Aim of the task:
Repeat word for word the line with "Read all visible content and emit it as JSON." and every line after it until the records below run out.

Exercise material:
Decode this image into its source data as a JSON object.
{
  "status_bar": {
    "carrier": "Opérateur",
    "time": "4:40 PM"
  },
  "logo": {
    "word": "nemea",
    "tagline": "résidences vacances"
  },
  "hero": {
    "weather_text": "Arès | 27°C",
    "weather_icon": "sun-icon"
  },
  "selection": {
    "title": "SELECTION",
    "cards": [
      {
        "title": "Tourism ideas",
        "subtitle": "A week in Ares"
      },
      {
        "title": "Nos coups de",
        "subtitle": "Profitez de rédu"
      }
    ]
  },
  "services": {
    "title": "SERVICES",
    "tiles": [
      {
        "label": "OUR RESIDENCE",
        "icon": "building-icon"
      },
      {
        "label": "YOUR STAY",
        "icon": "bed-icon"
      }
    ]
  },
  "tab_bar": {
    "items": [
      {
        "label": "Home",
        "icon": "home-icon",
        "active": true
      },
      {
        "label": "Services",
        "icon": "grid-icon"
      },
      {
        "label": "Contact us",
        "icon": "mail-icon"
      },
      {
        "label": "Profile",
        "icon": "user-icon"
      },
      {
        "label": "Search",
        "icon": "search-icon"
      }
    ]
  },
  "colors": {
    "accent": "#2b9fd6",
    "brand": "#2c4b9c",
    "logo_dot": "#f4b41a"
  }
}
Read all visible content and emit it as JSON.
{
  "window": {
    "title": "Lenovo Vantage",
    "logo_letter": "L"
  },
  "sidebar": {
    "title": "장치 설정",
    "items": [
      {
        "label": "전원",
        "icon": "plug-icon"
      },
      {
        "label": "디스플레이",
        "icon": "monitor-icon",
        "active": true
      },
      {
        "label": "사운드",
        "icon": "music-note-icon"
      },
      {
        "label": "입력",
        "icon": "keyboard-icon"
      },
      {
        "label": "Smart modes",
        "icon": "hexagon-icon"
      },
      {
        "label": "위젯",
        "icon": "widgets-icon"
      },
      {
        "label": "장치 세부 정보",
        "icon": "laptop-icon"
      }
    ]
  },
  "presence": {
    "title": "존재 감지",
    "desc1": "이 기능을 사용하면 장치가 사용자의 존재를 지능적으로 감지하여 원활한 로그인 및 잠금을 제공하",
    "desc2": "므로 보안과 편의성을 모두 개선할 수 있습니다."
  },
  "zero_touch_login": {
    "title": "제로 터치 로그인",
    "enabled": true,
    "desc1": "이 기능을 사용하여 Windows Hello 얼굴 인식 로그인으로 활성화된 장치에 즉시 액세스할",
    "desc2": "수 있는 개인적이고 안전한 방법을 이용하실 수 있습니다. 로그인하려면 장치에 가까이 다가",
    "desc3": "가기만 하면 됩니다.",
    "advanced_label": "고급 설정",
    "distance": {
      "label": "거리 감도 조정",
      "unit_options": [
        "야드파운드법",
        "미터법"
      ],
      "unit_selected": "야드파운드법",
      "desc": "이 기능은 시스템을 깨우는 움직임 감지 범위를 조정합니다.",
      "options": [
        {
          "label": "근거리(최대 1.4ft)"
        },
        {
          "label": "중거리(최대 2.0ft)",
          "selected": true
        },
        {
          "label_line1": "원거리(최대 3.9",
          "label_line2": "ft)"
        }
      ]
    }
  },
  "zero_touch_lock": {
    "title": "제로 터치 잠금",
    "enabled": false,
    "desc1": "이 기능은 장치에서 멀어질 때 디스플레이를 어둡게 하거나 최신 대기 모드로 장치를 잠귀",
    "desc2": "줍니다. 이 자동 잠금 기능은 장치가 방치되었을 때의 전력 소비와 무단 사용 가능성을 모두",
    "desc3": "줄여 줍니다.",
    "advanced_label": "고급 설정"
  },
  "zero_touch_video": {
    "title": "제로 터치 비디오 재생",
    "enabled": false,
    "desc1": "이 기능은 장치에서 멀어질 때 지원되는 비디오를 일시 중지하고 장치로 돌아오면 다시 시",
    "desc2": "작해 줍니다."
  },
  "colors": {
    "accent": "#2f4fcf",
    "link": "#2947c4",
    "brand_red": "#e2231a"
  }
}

Response for this exercise:
Read all visible content and emit it as JSON.
{
  "window": {
    "title": "Lenovo Vantage",
    "logo_letter": "L"
  },
  "sidebar": {
    "title": "장치 설정",
    "items": [
      {
        "label": "전원",
        "icon": "plug-icon"
      },
      {
        "label": "디스플레이",
        "icon": "monitor-icon",
        "active": true
      },
      {
        "label": "사운드",
        "icon": "music-note-icon"
      },
      {
        "label": "입력",
        "icon": "keyboard-icon"
      },
      {
        "label": "Smart modes",
        "icon": "hexagon-icon"
      },
      {
        "label": "위젯",
        "icon": "widgets-icon"
      },
      {
        "label": "장치 세부 정보",
        "icon": "laptop-icon"
      }
    ]
  },
  "presence": {
    "title": "존재 감지",
    "desc1": "이 기능을 사용하면 장치가 사용자의 존재를 지능적으로 감지하여 원활한 로그인 및 잠금을 제공하",
    "desc2": "므로 보안과 편의성을 모두 개선할 수 있습니다."
  },
  "zero_touch_login": {
    "title": "제로 터치 로그인",
    "enabled": true,
    "desc1": "이 기능을 사용하여 Windows Hello 얼굴 인식 로그인으로 활성화된 장치에 즉시 액세스할",
    "desc2": "수 있는 개인적이고 안전한 방법을 이용하실 수 있습니다. 로그인하려면 장치에 가까이 다가",
    "desc3": "가기만 하면 됩니다.",
    "advanced_label": "고급 설정",
    "distance": {
      "label": "거리 감도 조정",
      "unit_options": [
        "야드파운드법",
        "미터법"
      ],
      "unit_selected": "야드파운드법",
      "desc": "이 기능은 시스템을 깨우는 움직임 감지 범위를 조정합니다.",
      "options": [
        {
          "label": "근거리(최대 1.4ft)"
        },
        {
          "label": "중거리(최대 2.0ft)",
          "selected": true
        },
        {
          "label_line1": "원거리(최대 3.9",
          "label_line2": "ft)"
        }
      ]
    }
  },
  "zero_touch_lock": {
    "title": "제로 터치 잠금",
    "enabled": false,
    "desc1": "이 기능은 장치에서 멀어질 때 디스플레이를 어둡게 하거나 최신 대기 모드로 장치를 잠귀",
    "desc2": "줍니다. 이 자동 잠금 기능은 장치가 방치되었을 때의 전력 소비와 무단 사용 가능성을 모두",
    "desc3": "줄여 줍니다.",
    "advanced_label": "고급 설정"
  },
  "zero_touch_video": {
    "title": "제로 터치 비디오 재생",
    "enabled": false,
    "desc1": "이 기능은 장치에서 멀어질 때 지원되는 비디오를 일시 중지하고 장치로 돌아오면 다시 시",
    "desc2": "작해 줍니다."
  },
  "colors": {
    "accent": "#2f4fcf",
    "link": "#2947c4",
    "brand_red": "#e2231a"
  }
}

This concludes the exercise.